In the aftermath of the Russell Westbrook incident and Gail Miller reminding everyone that they’re supposed to act like … you know, energetically charged, but decent human beings instead of animals at Jazz games, some people have said Vivint Smart Home Arena isn’t as loud or intimidating as it used to be, not as advantageous for the home team.
That’s exactly what the Jazz need: an advantage.
They do not need a looney bin in which a few fans engage in insulting, idiotic and even racist conversations with opposing players. They just need a looney bin. They need a place where they know they can win, a place that sounds like a squadron of KC-135 Stratotankers taking off from mid-court.
A good bit of that comfort has to come from the players, of course. They must earn the noise. They must play well at home, not just because the crowd is up for whatever opponent is there, but because they’ve dialed in on the kind of force and focus Quin Snyder has requested from them all season long. It’s up to the players to create the necessary space and place, too.
“We’re building on it,” Donovan Mitchell says. “We didn’t play well to start the year off. That’s the key for us. It’s up to us.”
The building in the building is building.
The Jazz lost their first four home games this season. They didn’t have a winning record at home until Jan. 11, when they beat the Lakers to get to 9-8. Since that time, they’ve won 16 of 20 at home, ascending toward a more reliable form.
Joe Ingles places all of the blame on the team, not the fans, when it has struggled.
“Playing here,” he says, “there’s such a difference. You hear it. I love that. There are times definitely when the fans have picked us up. We’re lucky we have a sellout or near-sellout every game. We’ve seen how the crowd gets up even more for big games. In the playoffs, it goes to another level. It’s a special place to play. Sometimes, you wish they weren’t so loud, so you could hear what coach is saying. I feel like it’s if not the best place to play, one of the best.”
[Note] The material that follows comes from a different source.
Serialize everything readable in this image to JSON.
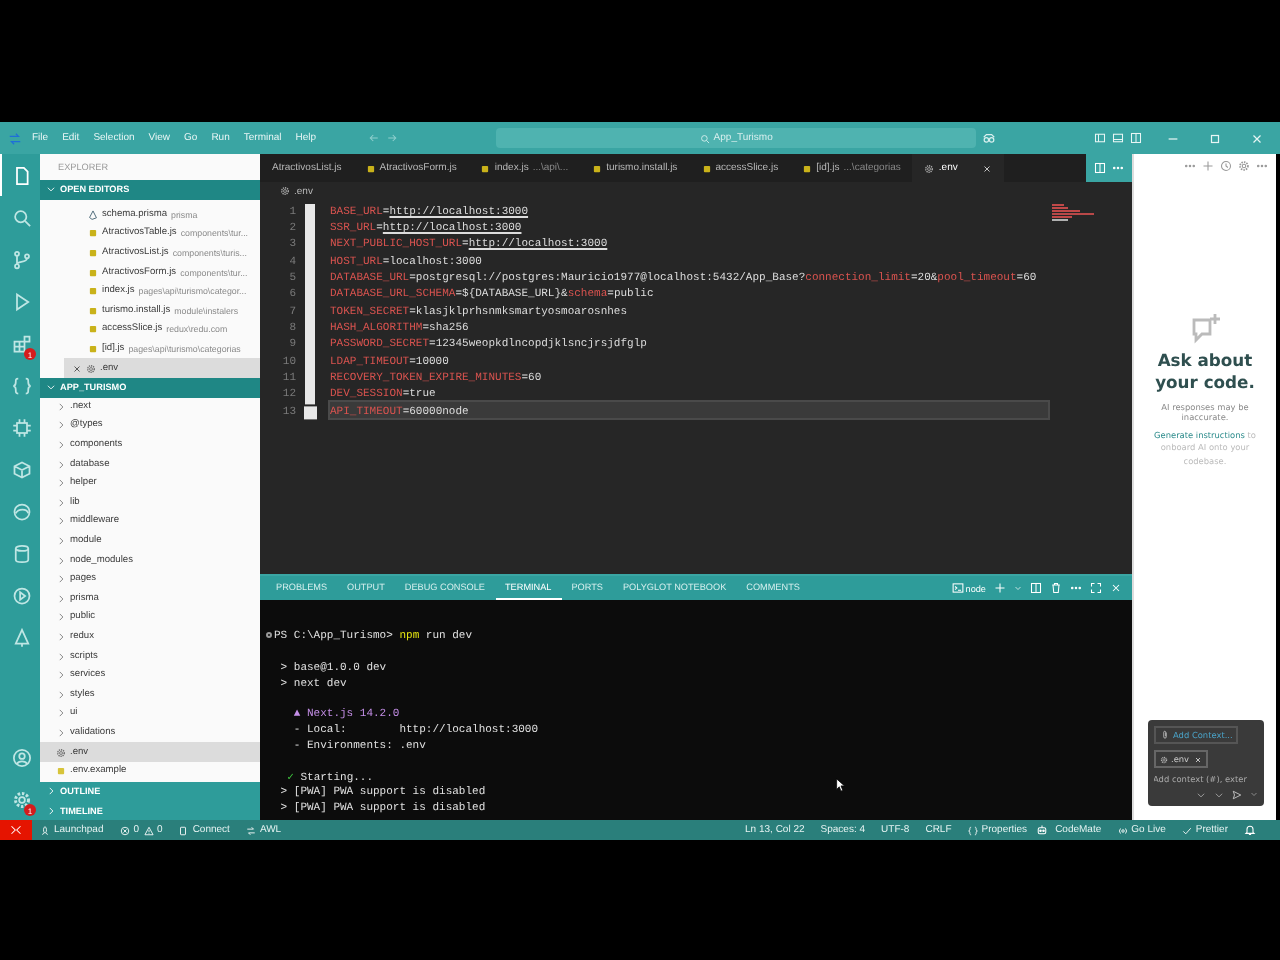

Still, due in part to that aforementioned slow start, the Jazz have not dominated in Salt Lake. They are 25-12 on their home floor, and that includes the last couple of wins over bad opponents, like the Suns and Lakers, teams they could have beaten on the flattop of an aircraft carrier in the middle of the Indian Ocean.
Compare that home record to most of the best teams.
The Denver Nuggets and the Milwaukee Bucks are 31-6 at home. The Toronto Raptors are 30-9. The Sixers and Blazers are 29-9, the Pacers are 28-9. The Warriors and Bucks have identical — or nearly identical — road records to the Jazz’s record at home.
If the Jazz intend to elevate themselves into that company, they must protect their home court better than they have. Especially against playoff-caliber teams because those are the opponents who vexed them so severely early on, over that difficult stretch. Were the Jazz laboring and listing early because they played better teams, or because they weren’t as good at that time? Are they better now because they’ve authentically improved, or because the schedule has lightened up?
Even over their more successful span since that Lakers game in January, the teams that have beaten them at Vivint Arena are the Blazers, the Rockets and the Thunder, all potential first-round playoff foes, and an outlier, the Pelicans.
Overall, the only elite team that hasn’t really outperformed the Jazz at home is the Warriors, who are 26-11 at Oracle Arena. There are two explanations for that — first, the Warriors are moving to San Francisco next season, creating a weird home dynamic, and second, the Warriors are a rare collection of talent that knows it can goof around during the regular season, unburdened by mundane concerns of winning and losing at this place and point.
The Jazz are not that.
The fact that the Jazz have only five more wins at home than on the road, where they are 20-18, is both a positive and a negative. It’s important to win on the road. No team has won an NBA title with a losing road record since the late 1970s. On the other hand, the great Jazz teams of the past have always been great at home. The 1996-97 Jazz, a steep comparison for any Utah outfit, were 38-3.
It’s a lesson, then, for Mitchell’s and Rudy Gobert’s Jazz, just as it was for Stockton’s and Malone’s: Feed off the crowd. Win at home, no matter what time of year or who the opponent is, in preparation for what comes next.
Particularly as the playoffs close in.
Says Mitchell: “It’s on us now. The crowd here has a different gear for the playoffs. I know that.”
GORDON MONSON hosts “The Big Show” with Jake Scott weekdays from 3-7 p.m. on 97.5 FM and 1280 AM The Zone.